Cutaneous fungal granuloma in a cat

Fine needle aspirate from a nodular cutaneous mass on the nasal planum of a cat.

Figure 1. The predominant cell population consists of macrophages and multinucleated giant cells mixed with fewer neutrophils. Within the mixed inflammatory infiltrate are numerous fungal organisms characterised by septate hyphae (red arrow) with globose dilatations forming spore-like structures (black arrow).
Figure 2. Many of the fungal organisms (red arrows) have been phagocytosed by multinucleated giant cells (black arrow).


Granulomatous inflammation associated with fungal infection (fungal granuloma)

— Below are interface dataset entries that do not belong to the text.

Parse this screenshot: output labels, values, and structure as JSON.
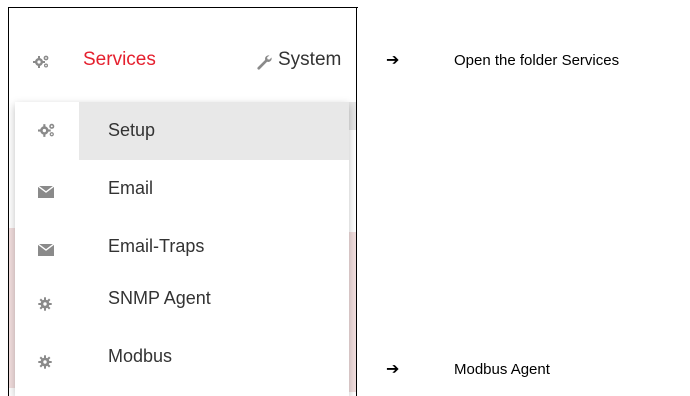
{
  "nav": {
    "services_label": "Services",
    "system_label": "System",
    "services_icon": "gears-icon",
    "system_icon": "wrench-icon",
    "active_color": "#e5202e"
  },
  "menu": {
    "items": [
      {
        "label": "Setup",
        "icon": "gears-icon"
      },
      {
        "label": "Email",
        "icon": "envelope-icon"
      },
      {
        "label": "Email-Traps",
        "icon": "envelope-icon"
      },
      {
        "label": "SNMP Agent",
        "icon": "gear-icon"
      },
      {
        "label": "Modbus",
        "icon": "gear-icon"
      }
    ]
  },
  "annotations": {
    "services_arrow": "➔",
    "services_text": "Open the folder Services",
    "modbus_arrow": "➔",
    "modbus_text": "Modbus Agent"
  }
}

This is most likely a case of phaeohyphomycosis, an opportunistic fungal infection caused by ubiquitous saprophytes or plant pathogens. These fungi typically produce pigmented fungal hyphae in mammalian tissue, although the pigment is not evident in routinely prepared cytological specimens. The disease most commonly manifests as a primary cutaneous or subcutaneous infection and lesions are mostly found on the distal extremities, particularly the nasal planum of cats. Histopathology and fungal culture are required for definitive diagnosis. Treatment includes complete surgical excision (where possible) with/without systemic antifungal therapy.